▸ **AVAILABLE DATA**:
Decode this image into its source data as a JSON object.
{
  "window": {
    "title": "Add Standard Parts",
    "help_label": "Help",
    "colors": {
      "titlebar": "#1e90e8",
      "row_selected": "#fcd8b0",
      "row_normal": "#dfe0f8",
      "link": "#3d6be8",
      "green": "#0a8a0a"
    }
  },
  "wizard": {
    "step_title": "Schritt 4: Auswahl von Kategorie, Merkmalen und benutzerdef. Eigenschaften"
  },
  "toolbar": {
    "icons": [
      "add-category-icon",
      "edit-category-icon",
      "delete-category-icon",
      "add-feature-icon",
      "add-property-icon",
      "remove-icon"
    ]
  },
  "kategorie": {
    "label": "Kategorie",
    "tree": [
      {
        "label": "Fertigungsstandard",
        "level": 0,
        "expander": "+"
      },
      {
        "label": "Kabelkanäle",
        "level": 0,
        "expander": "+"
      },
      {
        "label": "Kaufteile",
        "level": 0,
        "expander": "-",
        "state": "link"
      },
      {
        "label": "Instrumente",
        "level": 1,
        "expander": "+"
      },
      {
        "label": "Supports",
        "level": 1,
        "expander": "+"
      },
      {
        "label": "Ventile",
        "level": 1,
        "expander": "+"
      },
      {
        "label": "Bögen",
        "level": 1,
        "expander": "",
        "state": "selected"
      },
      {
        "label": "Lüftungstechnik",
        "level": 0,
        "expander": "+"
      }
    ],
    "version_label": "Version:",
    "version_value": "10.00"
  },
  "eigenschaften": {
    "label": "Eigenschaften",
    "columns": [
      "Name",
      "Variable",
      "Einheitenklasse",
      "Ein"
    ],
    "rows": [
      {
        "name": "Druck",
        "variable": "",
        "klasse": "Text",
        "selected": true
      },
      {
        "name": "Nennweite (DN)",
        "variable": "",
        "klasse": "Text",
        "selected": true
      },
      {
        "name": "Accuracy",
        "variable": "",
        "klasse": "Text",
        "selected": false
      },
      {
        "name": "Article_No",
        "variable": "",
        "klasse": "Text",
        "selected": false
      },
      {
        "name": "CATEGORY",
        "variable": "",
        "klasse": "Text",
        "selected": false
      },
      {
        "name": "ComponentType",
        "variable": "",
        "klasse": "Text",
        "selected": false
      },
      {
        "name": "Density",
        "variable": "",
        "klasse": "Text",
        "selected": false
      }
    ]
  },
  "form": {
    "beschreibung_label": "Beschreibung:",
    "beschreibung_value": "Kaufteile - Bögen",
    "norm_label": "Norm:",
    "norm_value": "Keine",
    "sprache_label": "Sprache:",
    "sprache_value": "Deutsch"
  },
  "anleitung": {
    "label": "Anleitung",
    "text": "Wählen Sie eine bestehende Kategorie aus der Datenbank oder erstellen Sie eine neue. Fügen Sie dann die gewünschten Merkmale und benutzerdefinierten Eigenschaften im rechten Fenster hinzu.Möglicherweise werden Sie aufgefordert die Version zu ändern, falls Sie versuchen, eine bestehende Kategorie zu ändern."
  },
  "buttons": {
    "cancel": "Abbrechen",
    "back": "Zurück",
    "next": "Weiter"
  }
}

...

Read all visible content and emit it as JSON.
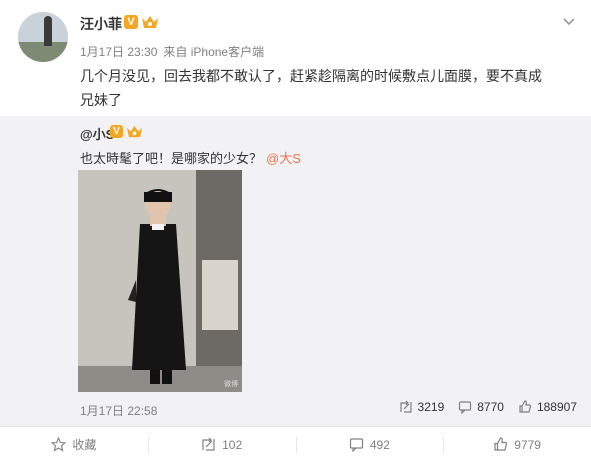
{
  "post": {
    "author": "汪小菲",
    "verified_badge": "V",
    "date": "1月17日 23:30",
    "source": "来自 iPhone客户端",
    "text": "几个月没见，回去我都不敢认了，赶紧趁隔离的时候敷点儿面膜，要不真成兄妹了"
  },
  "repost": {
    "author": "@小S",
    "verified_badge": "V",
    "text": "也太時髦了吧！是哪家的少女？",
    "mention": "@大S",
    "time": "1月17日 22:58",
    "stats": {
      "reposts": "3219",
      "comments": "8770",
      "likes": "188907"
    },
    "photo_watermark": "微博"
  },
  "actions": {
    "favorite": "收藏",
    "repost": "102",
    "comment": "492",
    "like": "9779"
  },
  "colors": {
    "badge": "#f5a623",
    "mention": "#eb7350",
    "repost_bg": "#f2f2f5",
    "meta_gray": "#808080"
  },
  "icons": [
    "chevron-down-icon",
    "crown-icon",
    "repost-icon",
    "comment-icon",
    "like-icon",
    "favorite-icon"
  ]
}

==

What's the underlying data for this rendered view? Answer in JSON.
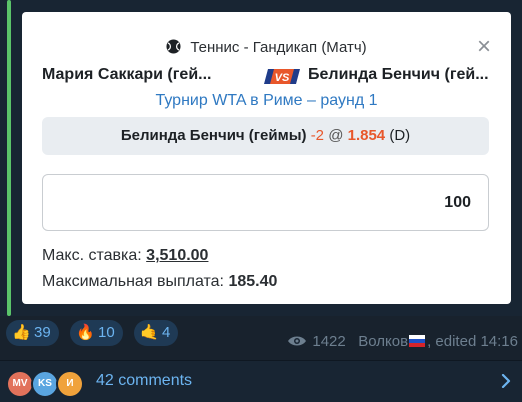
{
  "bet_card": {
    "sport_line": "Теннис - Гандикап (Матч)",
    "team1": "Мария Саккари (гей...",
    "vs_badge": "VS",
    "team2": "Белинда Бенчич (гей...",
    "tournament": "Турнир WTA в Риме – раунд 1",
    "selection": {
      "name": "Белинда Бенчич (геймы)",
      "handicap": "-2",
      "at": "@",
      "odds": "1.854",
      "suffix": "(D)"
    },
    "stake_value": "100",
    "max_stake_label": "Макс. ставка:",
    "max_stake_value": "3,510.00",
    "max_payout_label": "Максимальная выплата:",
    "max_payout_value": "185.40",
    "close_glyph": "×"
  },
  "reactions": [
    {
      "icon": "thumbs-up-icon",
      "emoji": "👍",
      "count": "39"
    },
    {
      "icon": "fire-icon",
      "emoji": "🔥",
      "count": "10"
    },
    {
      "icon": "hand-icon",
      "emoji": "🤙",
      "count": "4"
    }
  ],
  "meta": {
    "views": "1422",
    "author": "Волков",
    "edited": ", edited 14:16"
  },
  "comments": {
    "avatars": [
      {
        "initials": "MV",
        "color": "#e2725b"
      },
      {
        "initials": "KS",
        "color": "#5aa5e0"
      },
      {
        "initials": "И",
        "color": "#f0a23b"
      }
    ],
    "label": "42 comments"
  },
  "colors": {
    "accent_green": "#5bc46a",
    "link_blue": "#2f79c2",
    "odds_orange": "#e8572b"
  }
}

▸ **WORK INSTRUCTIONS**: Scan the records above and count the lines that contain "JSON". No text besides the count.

▸ **YOUR SOLUTION**: 3